- David Lyerly of Blacksburg, Virginia, is a founder, board member, and Chief Scientific Officer for TechLab Inc. – an innovative medical diagnostics company, with research and development located in Blacksburg, Virginia, and manufacturing in Radford, Virginia. TechLab focuses on enteric diseases and the microbiology of the intestinal tract. Lyerly founded the company in 1989 with Tracy Wilkins based on their discoveries from research on Clostridium difficile, the major cause of hospital-acquired diarrhea and colitis.
- Marty Muscatello of Blacksburg, Virginia, is the President and CEO of FoxGuard Solutions, which develops innovative technology solutions – cyber security and industrial computing – to protect critical infrastructure. He is also an owner of Qualtrax Inc. – a compliance software company. Both companies grew from the original holding company, CCS Inc.
- Jim Rutt of McDowell, Virginia, is the past Chairman for the Santa Fe Institute, and was a researcher in residence from 2002 to 2004, studying the application of complexity science to financial markets and evolutionary artificial intelligence. Rutt was previously the CEO of Network Solutions, which operated the .com, .net, and .org domain namespaces until its acquisition by Verisign in 2000.
- Charles W. Steger of Blacksburg, Virginia, is president emeritus of Virginia Tech and executive director of the university’s Global Forum on Urban and Regional Resilience. As executive director of the Global Forum, he continues to lead Virginia Tech and partner organizations in developing an expanded knowledge base on infrastructural resilience. Steger is credited with conceiving and creating the VTCRI, and hiring Friedlander as its inaugural director.
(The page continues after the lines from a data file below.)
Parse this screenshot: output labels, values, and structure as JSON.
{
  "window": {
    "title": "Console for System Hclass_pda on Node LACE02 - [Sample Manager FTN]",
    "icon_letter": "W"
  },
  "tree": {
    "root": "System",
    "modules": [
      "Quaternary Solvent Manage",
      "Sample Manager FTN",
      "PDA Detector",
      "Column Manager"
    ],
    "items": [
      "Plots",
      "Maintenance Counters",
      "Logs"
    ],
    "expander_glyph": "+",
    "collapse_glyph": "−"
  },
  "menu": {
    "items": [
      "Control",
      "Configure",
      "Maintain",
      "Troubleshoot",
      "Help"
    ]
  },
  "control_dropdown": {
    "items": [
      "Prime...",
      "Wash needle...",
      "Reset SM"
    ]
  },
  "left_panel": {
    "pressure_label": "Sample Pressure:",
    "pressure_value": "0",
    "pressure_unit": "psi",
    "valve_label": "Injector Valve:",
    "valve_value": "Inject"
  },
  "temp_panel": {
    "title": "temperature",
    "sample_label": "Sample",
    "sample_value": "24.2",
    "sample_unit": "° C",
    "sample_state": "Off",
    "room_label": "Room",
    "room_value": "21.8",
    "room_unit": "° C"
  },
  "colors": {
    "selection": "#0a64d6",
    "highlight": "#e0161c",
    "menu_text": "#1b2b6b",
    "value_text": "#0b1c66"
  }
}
- J. David Wine of Roanoke, Virginia, is the founder of Advanced Health-Care Services – a successful company selling in-home medical equipment. He sold his company in 1998, and has since been an avid community supporter, working with numerous local organizations for the advancement of the Roanoke, Virginia, area.